I mentioned that there are a couple of tricks to making great pemmican. One well known online guide cautions against using melted tallow that is too hot as it might cook your dried meat that you have taken pains to keep raw as the heat can activate and denature the enzymes found in raw meat that help you to digest it and derive maximum nutritional value. This is not really a problem though if the meat is completely dry because the enzymes require water in order to be activated. According to the amazing historical pemmican resource that I cannot recommend more highly: The Fat of the Land by Vilhjalmur Stefansson, Native Americans would sometimes use fat that was hot enough to fry donuts which is like 350 degrees Fahrenheit.
One good reason to use fat that is relatively hot and not just melted is to make sure that the ground meat fibers are completely saturated with hot fat. If not then your pemmican will have a weird mouth feel as described in the first secret to great pemmican post. The fat doesn’t have to be super hot when you combine it with the meat as long as you keep the mixture hot until the meat is totally saturated. I will usually mix the ingredients in a double boiler to make sure they stay warm until they are fully saturated and the mixture takes on a much darker hue. You can even cook the mixture a little until it gets even darker. It seems that the darker the pemmican the better. Pemmican that looks very light and pale in color is bound to be unpalatable.

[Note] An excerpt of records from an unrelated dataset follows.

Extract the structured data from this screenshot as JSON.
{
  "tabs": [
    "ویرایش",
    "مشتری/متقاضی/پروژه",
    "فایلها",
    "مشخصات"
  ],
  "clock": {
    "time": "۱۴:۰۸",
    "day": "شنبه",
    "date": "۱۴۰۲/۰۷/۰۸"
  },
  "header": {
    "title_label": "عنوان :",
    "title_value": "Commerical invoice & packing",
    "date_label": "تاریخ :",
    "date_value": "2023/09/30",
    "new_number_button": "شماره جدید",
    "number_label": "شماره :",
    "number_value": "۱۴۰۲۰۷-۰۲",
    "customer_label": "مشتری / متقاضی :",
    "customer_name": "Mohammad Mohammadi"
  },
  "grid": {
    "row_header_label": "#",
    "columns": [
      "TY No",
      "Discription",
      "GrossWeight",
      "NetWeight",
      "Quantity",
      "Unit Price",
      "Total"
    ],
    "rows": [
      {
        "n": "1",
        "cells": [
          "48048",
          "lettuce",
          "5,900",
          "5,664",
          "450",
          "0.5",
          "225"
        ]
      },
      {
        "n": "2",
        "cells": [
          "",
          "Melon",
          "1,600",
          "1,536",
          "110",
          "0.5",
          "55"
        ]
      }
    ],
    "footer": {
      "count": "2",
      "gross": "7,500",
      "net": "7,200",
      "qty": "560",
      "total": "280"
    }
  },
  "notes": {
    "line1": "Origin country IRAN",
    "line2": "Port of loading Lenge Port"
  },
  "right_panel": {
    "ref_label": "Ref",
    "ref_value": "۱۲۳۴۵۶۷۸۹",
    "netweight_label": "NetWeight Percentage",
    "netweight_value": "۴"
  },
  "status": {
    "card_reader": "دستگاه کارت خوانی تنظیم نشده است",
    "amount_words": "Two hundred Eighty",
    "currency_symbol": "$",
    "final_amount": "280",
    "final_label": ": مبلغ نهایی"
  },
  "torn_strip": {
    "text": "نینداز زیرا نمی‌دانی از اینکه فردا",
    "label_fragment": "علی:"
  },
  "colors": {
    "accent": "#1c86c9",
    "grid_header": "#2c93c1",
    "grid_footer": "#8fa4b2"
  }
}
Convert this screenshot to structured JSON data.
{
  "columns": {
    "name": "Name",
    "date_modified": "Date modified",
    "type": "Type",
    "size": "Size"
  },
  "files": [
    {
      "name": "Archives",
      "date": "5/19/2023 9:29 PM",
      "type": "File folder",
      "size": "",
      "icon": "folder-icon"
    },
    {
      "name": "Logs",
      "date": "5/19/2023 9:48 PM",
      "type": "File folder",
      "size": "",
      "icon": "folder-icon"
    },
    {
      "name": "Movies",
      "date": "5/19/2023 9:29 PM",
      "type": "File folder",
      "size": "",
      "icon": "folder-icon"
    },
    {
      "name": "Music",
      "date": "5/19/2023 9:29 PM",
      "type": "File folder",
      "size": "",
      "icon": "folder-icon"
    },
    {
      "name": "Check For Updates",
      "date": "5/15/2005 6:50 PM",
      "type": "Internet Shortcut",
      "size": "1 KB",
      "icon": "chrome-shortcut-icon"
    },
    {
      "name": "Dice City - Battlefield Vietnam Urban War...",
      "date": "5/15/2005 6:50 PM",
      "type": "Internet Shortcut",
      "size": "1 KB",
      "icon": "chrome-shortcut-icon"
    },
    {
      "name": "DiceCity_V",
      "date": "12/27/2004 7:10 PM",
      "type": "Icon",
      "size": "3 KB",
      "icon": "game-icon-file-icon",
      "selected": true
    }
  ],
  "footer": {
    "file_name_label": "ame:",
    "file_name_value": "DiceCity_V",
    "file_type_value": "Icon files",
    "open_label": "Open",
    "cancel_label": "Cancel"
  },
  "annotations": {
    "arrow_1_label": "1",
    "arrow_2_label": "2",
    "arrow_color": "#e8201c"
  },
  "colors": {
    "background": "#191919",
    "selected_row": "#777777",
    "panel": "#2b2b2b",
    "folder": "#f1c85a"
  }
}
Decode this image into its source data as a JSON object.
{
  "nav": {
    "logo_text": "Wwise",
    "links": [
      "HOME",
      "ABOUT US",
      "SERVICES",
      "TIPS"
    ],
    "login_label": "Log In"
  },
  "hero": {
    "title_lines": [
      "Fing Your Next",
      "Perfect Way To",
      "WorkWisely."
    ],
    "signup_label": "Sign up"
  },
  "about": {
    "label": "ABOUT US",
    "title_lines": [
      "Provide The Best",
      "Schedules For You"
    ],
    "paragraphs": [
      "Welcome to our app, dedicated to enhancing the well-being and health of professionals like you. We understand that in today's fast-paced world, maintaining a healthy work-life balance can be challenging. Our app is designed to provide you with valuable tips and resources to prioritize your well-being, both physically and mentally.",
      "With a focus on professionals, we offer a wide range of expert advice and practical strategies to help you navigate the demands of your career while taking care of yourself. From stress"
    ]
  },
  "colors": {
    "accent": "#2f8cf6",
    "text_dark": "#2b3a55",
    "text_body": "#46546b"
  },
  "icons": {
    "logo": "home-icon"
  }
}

Using a double boiler can also keep the mixture soft enough while you fill molds or pans for making pemmican bars. If you want to get really traditional you can fill a buffalo hide bag with pulverized meat which you then pour hot fat into. This technique would require fat that is very hot, well over 300F as mentioned above.
It’s also worth noting that the temperature required to kill pathogenic microbes on meat is the same temperature that will denature, or “kill”, the enzymes, and that meat has to be wet in order for the microbes to be killed otherwise they can go into a dormant, heat resistant state ready to resume their biological process, which include their own enzymes, at a later date when conditions are favorable again. Of course we want to use meat produced by operations that should be free of pathogens or use other methods besides heat to make sure we are not ingesting these harmful agents.
I’m not sure how much you can fry and brown the dried meat before it reduces the nutritional value and/or how much that would improve the taste of the final product. That’s why I’m sharing this information here so people have a good point from which to start experimenting and then hopefully share their experiences.